|Cooperative Classification||H05B37/029, H05B37/0254|
|European Classification||H05B37/02S, H05B37/02B6D|
|May 27, 2008||AS||Assignment|
Owner name: KONINKLIJKE PHILIPS ELECTRONICS N V, NETHERLANDS
Free format text: ASSIGNMENT OF ASSIGNORS INTEREST;ASSIGNORS:SNIJDER, PIETER JACOB;BERGMAN, ANTHONIE HENDRIK;COWAN, GERRITJAN HENRI;REEL/FRAME:021001/0272
Effective date: 20070801
|Jul 31, 2015||FPAY||Fee payment|
Year of fee payment: 4
|Jul 22, 2016||AS||Assignment|
Owner name: KONINKLIJKE PHILIPS N.V., NETHERLANDS
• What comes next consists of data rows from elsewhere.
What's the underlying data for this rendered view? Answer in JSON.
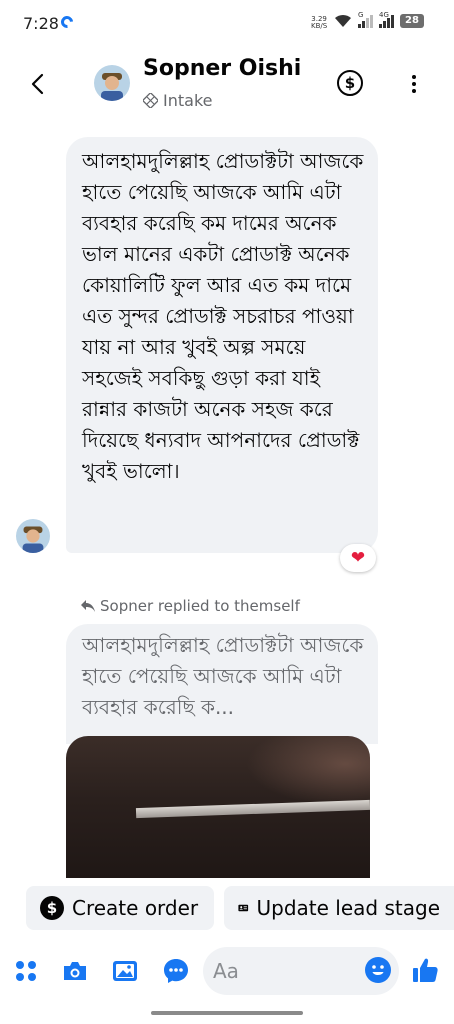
{
  "status_bar": {
    "time": "7:28",
    "speed_value": "3.29",
    "speed_unit": "KB/S",
    "network_label_1": "G",
    "network_label_2": "4G",
    "battery": "28"
  },
  "header": {
    "name": "Sopner Oishi",
    "subtitle": "Intake",
    "icons": [
      "back-arrow-icon",
      "dollar-icon",
      "more-vertical-icon"
    ]
  },
  "messages": [
    {
      "text": "আলহামদুলিল্লাহ প্রোডাক্টটা আজকে হাতে পেয়েছি আজকে আমি এটা ব্যবহার করেছি কম দামের অনেক ভাল মানের একটা প্রোডাক্ট অনেক কোয়ালিটি ফুল আর এত কম দামে এত সুন্দর প্রোডাক্ট সচরাচর পাওয়া যায় না আর খুবই অল্প সময়ে সহজেই সবকিছু গুড়া করা যাই  রান্নার কাজটা অনেক সহজ করে দিয়েছে ধন্যবাদ আপনাদের প্রোডাক্ট খুবই ভালো।",
      "reaction": "❤"
    }
  ],
  "reply": {
    "meta": "Sopner replied to themself",
    "quoted_text": "আলহামদুলিল্লাহ প্রোডাক্টটা আজকে হাতে পেয়েছি আজকে আমি এটা ব্যবহার করেছি ক..."
  },
  "actions": {
    "create_order": "Create order",
    "update_lead_stage": "Update lead stage"
  },
  "composer": {
    "placeholder": "Aa",
    "icons": [
      "grid-menu-icon",
      "camera-icon",
      "gallery-icon",
      "messenger-icon",
      "emoji-icon",
      "thumbs-up-icon"
    ]
  },
  "colors": {
    "accent": "#1877f2",
    "bubble": "#f0f2f5",
    "text": "#050505",
    "secondary": "#65676b"
  }
}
Free format text: CHANGE OF NAME;ASSIGNOR:KONINKLIJKE PHILIPS ELECTRONICS N.V.;REEL/FRAME:039428/0606
Effective date: 20130515
|Sep 13, 2016||AS||Assignment|
Owner name: PHILIPS LIGHTING HOLDING B.V., NETHERLANDS
Free format text: ASSIGNMENT OF ASSIGNORS INTEREST;ASSIGNOR:KONINKLIJKE PHILIPS N.V.;REEL/FRAME:040060/0009
Effective date: 20160607